  1. In a recent poll by Choose Children 2022 of likely general election voters, more than half of parents with children under age 18 say they are likely to move out of the Bay Area in the next few years. What do you think are the top three issues affecting our children and families and how will you make our region a place where all families can thrive?

    1) The cost of living is too high. We need affordable housing and childcare. Schools do more than teach our kids. They provide community resources, such as adult schools, food pantries and provide meals, and child care. We need to find ways to support these crucial services.
    2) Celebrate Diversity! The Bay Area is unique in its "melting pot" nature of diversity. We have people of all cultures and from all walks of life. We should embrace this as a strength and protect the marginalized.
    3) Safety should be a constant effort. Addressing mental health needs without stigma will go a long way toward improving our communities.

  2. As we have learned over the past three years, without quality, affordable, childcare, parents can’t go to work. What will you do to address challenges accessing childcare and preschool programs in our diverse communities?

    Financial support and subsidies from all levels of government should help ensure safe and affordable quality childcare. Childcare expenses often exceed a parent's wages. I would love to see incentives for employers to provide safe, quality child care. Further, I would like to see "public education" expanded to include preschool.

  3. Much of the student achievement gap has been linked to the opportunity gap that children in low-income families and children of color confront (e.g., lack of access to healthy food, preschool, tutors, and enrichment activities). If elected, what will you do to increase equity of opportunity?

    We need to address implicit biases that result in students feeling "unworthy" of these opportunities.
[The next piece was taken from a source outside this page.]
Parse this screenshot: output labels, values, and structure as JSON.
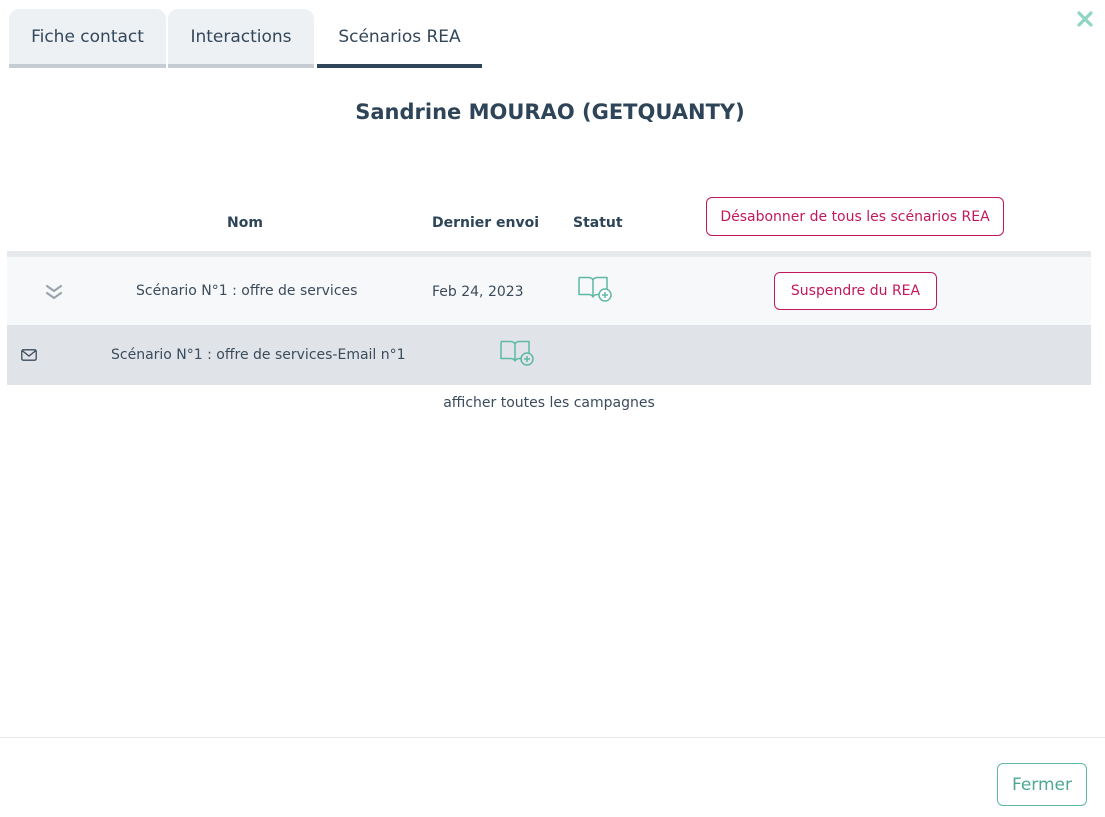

ALL students are worthy. We need to build our students up so that they are confident and assertive in accessing honors and AP classes. We should look into ways we can provide "bridge" classes and other supports to help students gain the skills they need to access the higher learning opportunities.

  4. What steps will you take to support inclusion and outcomes for children with special needs or with disabilities and their families to be fully included in our community?

    I like the "Twice Exceptional" concept of recognizing the strengths, gifts, and interests of students who are otherwise stigmatized by a diagnosis and "deficits." In educational plans, the Least Restrictive Environment should remain a focus. Special needs students should have as much inclusivity as possible and desired, which also helps other students to learn that these kids are worthy of respect, equal treatment, and friendship.

  5. There is a mental health crisis among children, youth, and those who care for and educate them. If elected, how will you use the resources of your new role to improve access to mental and behavioral health services?

    There is a great need for social supports in our schools and in our health care facilities. We should consider having full time social workers and therapists on campus as integral to staffing needs. They help students avert crises, and are there to advocate for those who need extra support.